**SOURCE RECORDS**
= Beginning of Section =

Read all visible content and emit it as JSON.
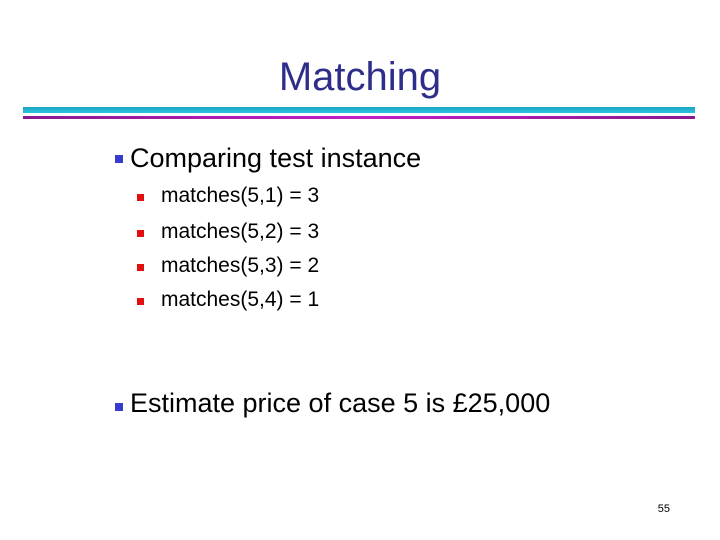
{
  "slide": {
    "title": "Matching",
    "bullets": [
      {
        "text": "Comparing test instance",
        "sub_bullets": [
          "matches(5,1) = 3",
          "matches(5,2) = 3",
          "matches(5,3) = 2",
          "matches(5,4) = 1"
        ]
      },
      {
        "text": "Estimate price of case 5 is £25,000"
      }
    ],
    "page_number": "55"
  },
  "colors": {
    "title": "#2e2e8a",
    "rule_top": "#2cc4e0",
    "rule_bottom": "#c21fc8",
    "bullet_level1": "#3a3ad0",
    "bullet_level2": "#e01010"
  }
}
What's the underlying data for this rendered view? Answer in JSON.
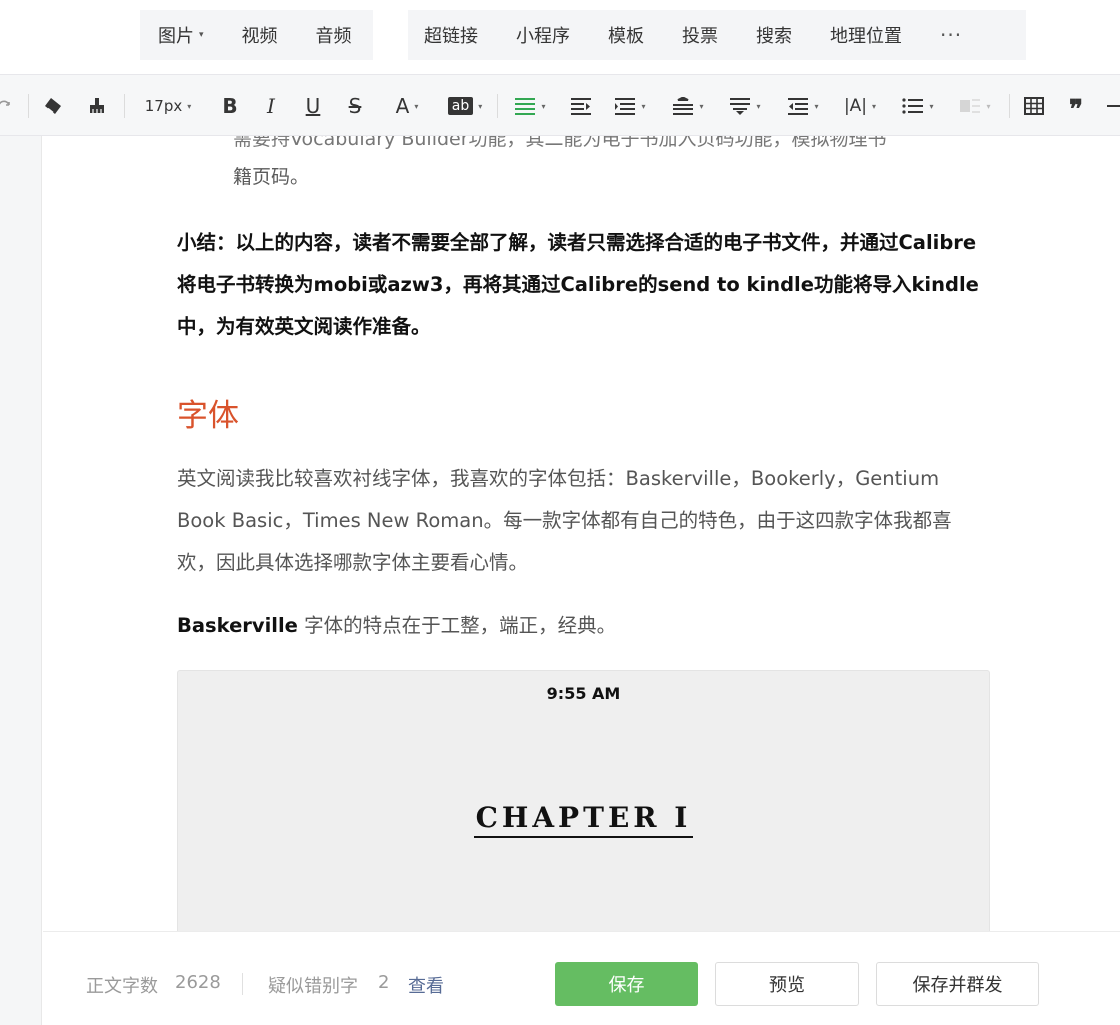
{
  "insert_bar": {
    "group1": [
      {
        "label": "图片",
        "has_caret": true
      },
      {
        "label": "视频"
      },
      {
        "label": "音频"
      }
    ],
    "group2": [
      {
        "label": "超链接"
      },
      {
        "label": "小程序"
      },
      {
        "label": "模板"
      },
      {
        "label": "投票"
      },
      {
        "label": "搜索"
      },
      {
        "label": "地理位置"
      }
    ],
    "more_label": "···"
  },
  "toolbar": {
    "font_size": "17px",
    "bold": "B",
    "italic": "I",
    "underline": "U",
    "strikethrough": "S",
    "font_color": "A",
    "bg_color": "ab",
    "colors": {
      "highlight": "#33a853",
      "icon": "#353535"
    }
  },
  "content": {
    "cut_line": "需要持Vocabulary Builder功能，其二能为电子书加入页码功能，模拟物理书",
    "list_line": "籍页码。",
    "summary": "小结：以上的内容，读者不需要全部了解，读者只需选择合适的电子书文件，并通过Calibre将电子书转换为mobi或azw3，再将其通过Calibre的send to kindle功能将导入kindle中，为有效英文阅读作准备。",
    "heading": "字体",
    "paragraph": "英文阅读我比较喜欢衬线字体，我喜欢的字体包括：Baskerville，Bookerly，Gentium Book Basic，Times New Roman。每一款字体都有自己的特色，由于这四款字体我都喜欢，因此具体选择哪款字体主要看心情。",
    "desc_bold": "Baskerville",
    "desc_rest": " 字体的特点在于工整，端正，经典。",
    "image": {
      "time": "9:55 AM",
      "chapter": "CHAPTER I"
    },
    "heading_color": "#d9532c"
  },
  "footer": {
    "word_count_label": "正文字数",
    "word_count": "2628",
    "typo_label": "疑似错别字",
    "typo_count": "2",
    "view_link": "查看",
    "save": "保存",
    "preview": "预览",
    "save_mass": "保存并群发",
    "colors": {
      "save_bg": "#65bd62",
      "link": "#576b95"
    }
  }
}
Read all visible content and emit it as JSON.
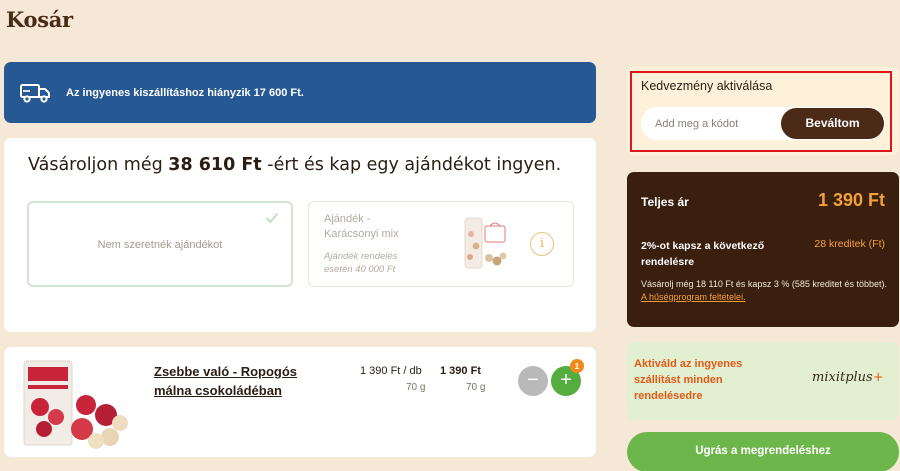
{
  "page": {
    "title": "Kosár"
  },
  "shipping_banner": {
    "text": "Az ingyenes kiszállításhoz hiányzik 17 600 Ft.",
    "icon": "truck-icon",
    "color": "#265993"
  },
  "gift": {
    "headline_prefix": "Vásároljon még",
    "headline_amount": "38 610 Ft",
    "headline_suffix": "-ért és kap egy ajándékot ingyen.",
    "option_none_label": "Nem szeretnék ajándékot",
    "option_mix_name": "Ajándék - Karácsonyi mix",
    "option_mix_condition": "Ajándék rendelés esetén 40 000 Ft",
    "info_glyph": "i"
  },
  "cart_item": {
    "name": "Zsebbe való - Ropogós málna csokoládéban",
    "unit_price": "1 390 Ft / db",
    "unit_weight": "70 g",
    "line_price": "1 390 Ft",
    "line_weight": "70 g",
    "minus_glyph": "−",
    "plus_glyph": "+",
    "quantity": "1"
  },
  "coupon": {
    "title": "Kedvezmény aktiválása",
    "placeholder": "Add meg a kódot",
    "button_label": "Beváltom"
  },
  "summary": {
    "total_label": "Teljes ár",
    "total_value": "1 390 Ft",
    "credit_label": "2%-ot kapsz a következő rendelésre",
    "credit_value": "28 kreditek (Ft)",
    "note_text": "Vásárolj még 18 110 Ft és kapsz 3 % (585 kreditet és többet). ",
    "note_link": "A hűségprogram feltételei."
  },
  "mixit": {
    "text": "Aktiváld az ingyenes szállítást minden rendelésedre",
    "logo_text": "mixit",
    "logo_suffix": "plus",
    "logo_plus": "+"
  },
  "checkout": {
    "label": "Ugrás a megrendeléshez"
  },
  "colors": {
    "accent_brown": "#4b2a17",
    "accent_orange": "#f2a13a",
    "green": "#6db64c",
    "highlight_red": "#e0141c"
  }
}
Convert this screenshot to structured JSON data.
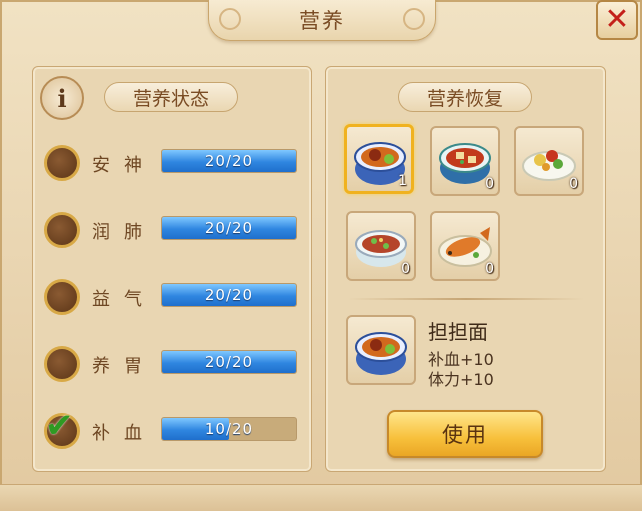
{
  "window": {
    "title": "营养",
    "close_icon": "close-x-icon"
  },
  "status_panel": {
    "heading": "营养状态",
    "info_icon": "i",
    "stats": [
      {
        "name": "安神",
        "value": 20,
        "max": 20,
        "text": "20/20",
        "checked": false
      },
      {
        "name": "润肺",
        "value": 20,
        "max": 20,
        "text": "20/20",
        "checked": false
      },
      {
        "name": "益气",
        "value": 20,
        "max": 20,
        "text": "20/20",
        "checked": false
      },
      {
        "name": "养胃",
        "value": 20,
        "max": 20,
        "text": "20/20",
        "checked": false
      },
      {
        "name": "补血",
        "value": 10,
        "max": 20,
        "text": "10/20",
        "checked": true
      }
    ]
  },
  "recovery_panel": {
    "heading": "营养恢复",
    "foods": [
      {
        "icon": "dandan-noodle-bowl-icon",
        "qty": "1",
        "selected": true
      },
      {
        "icon": "mapo-tofu-bowl-icon",
        "qty": "0",
        "selected": false
      },
      {
        "icon": "stir-fry-plate-icon",
        "qty": "0",
        "selected": false
      },
      {
        "icon": "diced-meat-bowl-icon",
        "qty": "0",
        "selected": false
      },
      {
        "icon": "steamed-fish-plate-icon",
        "qty": "0",
        "selected": false
      }
    ],
    "selected_item": {
      "name": "担担面",
      "effects": [
        "补血+10",
        "体力+10"
      ]
    },
    "use_button": "使用"
  },
  "colors": {
    "bar_fill": "#2f86e0",
    "use_button": "#f7c03b",
    "close": "#c4201a"
  }
}
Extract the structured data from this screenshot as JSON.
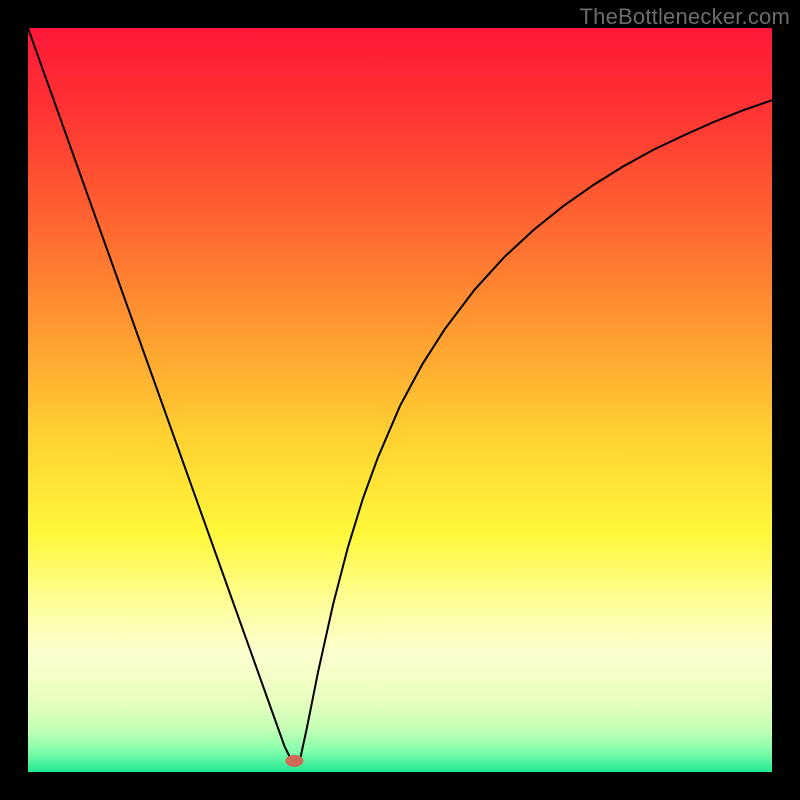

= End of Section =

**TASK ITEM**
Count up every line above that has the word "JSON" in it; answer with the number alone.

**SOLUTION**
5